Simone Stewart, senior industrial policy specialist at the National Wildlife Federation, called CCS “part of the portfolio of solutions that we think are necessary for addressing the climate crisis.”

“It's definitely not a silver bullet,” she said, adding that NWF mainly works in the area of decarbonizing industrial plants, where there is untapped potential to use CCS.

“It's experienced deployment globally,” she said, while echoing Lashof’s comment that it hasn’t been widely deployed in the U.S.

Lashof says a big reason for that has been the lack of incentives, which now include the Inflation Reduction Act’s tax credit paying $85/ton for each ton of permanently sequestered carbon.

“There haven't been that many projects, because frankly, there hasn't been a regulatory or market driver for those projects,” he said.
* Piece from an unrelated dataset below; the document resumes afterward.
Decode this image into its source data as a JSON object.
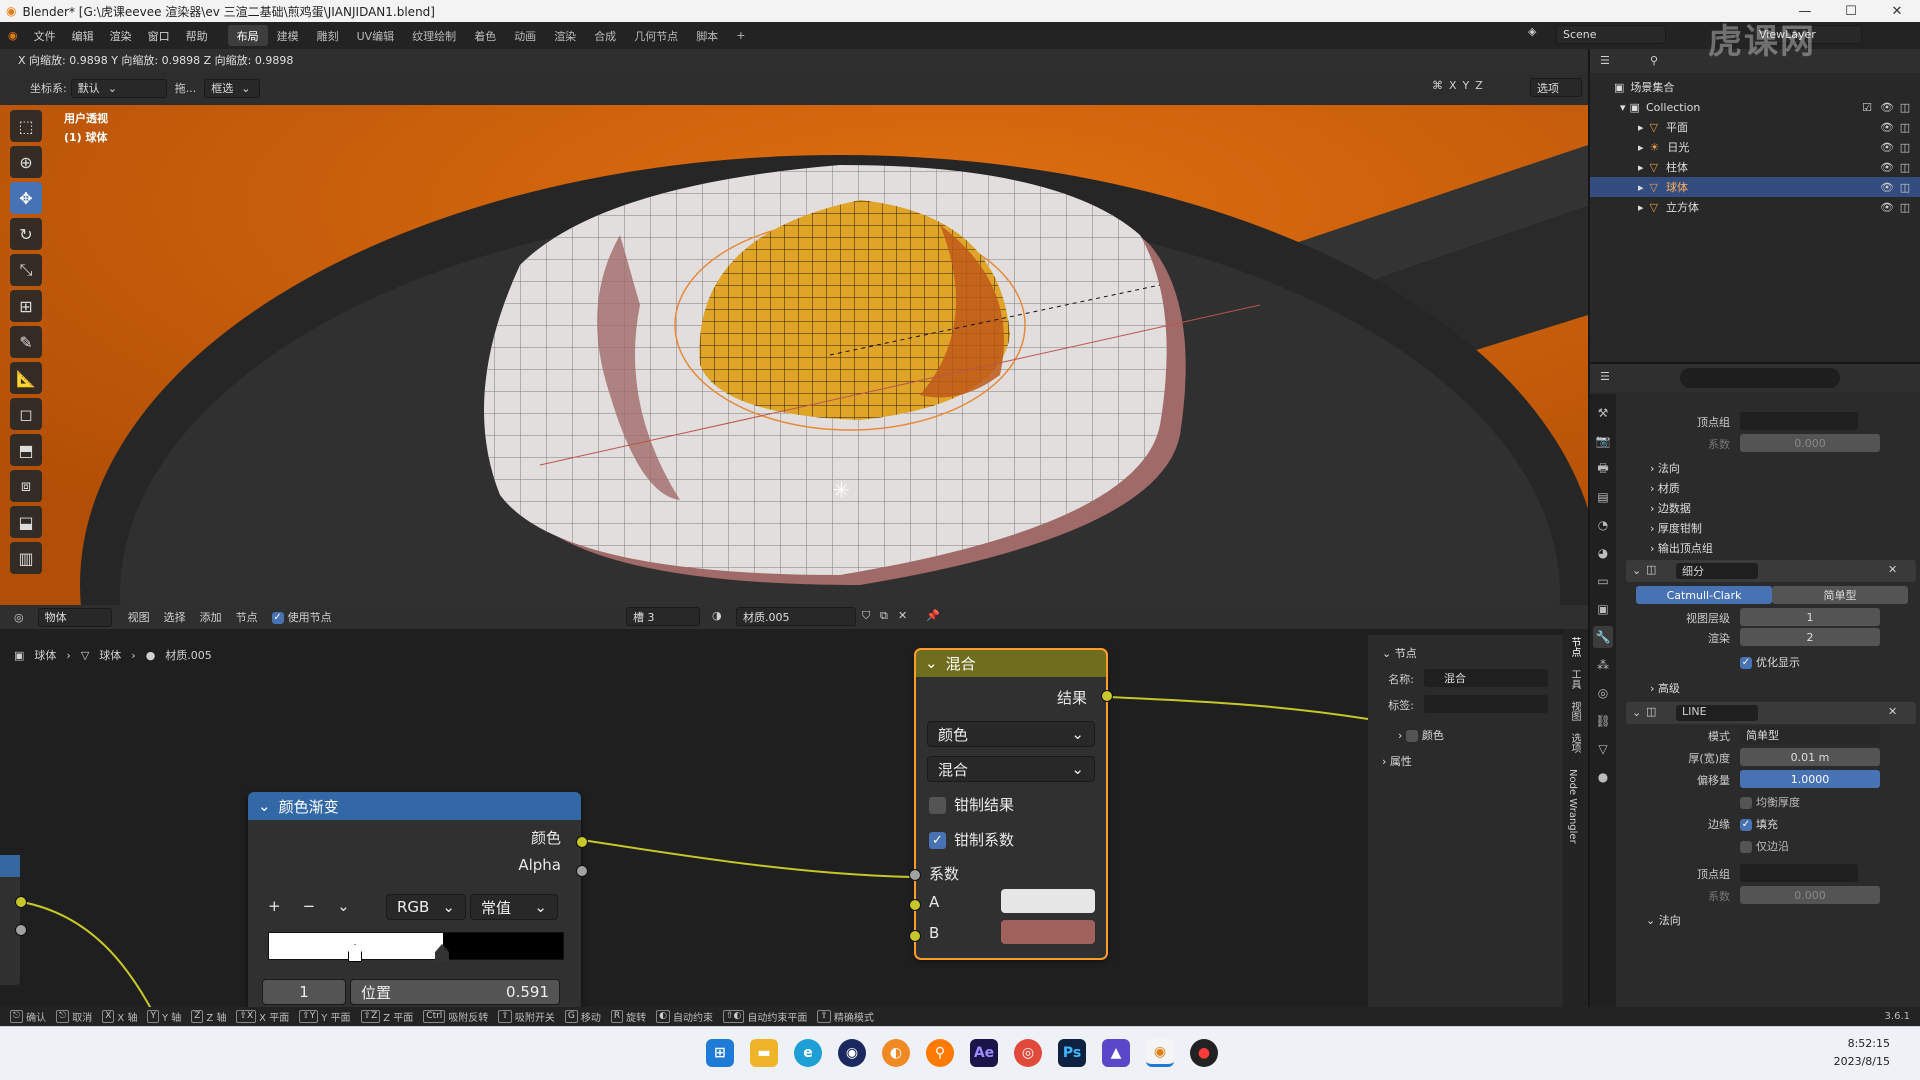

Noting the IRA was passed just two years ago, he said, “These projects take a while to develop. So it's not surprising that there aren't that many.”

“This technology has been demonstrated scientifically for decades,” Stewart said. “It's been demonstrated at the commercial scale in other places. We have a robust oil and gas industry that has experience with similar technologies and similar kinds of pathways with sequestration and enhanced oil recovery.”

She said it’s now a matter of taking all that has been learned so far and using the new tax incentives to spur wider acceptance of CCS.

She also pointed to work being done by the Department of Energy on carbon capture demonstration projects with funding from the Bipartisan Infrastructure Law. “What they're doing now is they're deploying that money to take these facilities and do CCS.”

But the rule, like most major EPA regulations, likely will have to go through a lengthy court battle. Matheson said there is a “sense of urgency.” NRECA wants “time for the litigation to play out to establish whether or not, in the long run, this is an appropriate use of the Clean Air Act or not."

A date in the Supreme Court could await. The court already had struck down EPA’s previous power plant rule, saying the agency had strayed beyond its statutory mandate. Lashof said EPA did all it could in the current rule to make it compatible with the court’s 2022 opinion.

Source: Agri-Pulse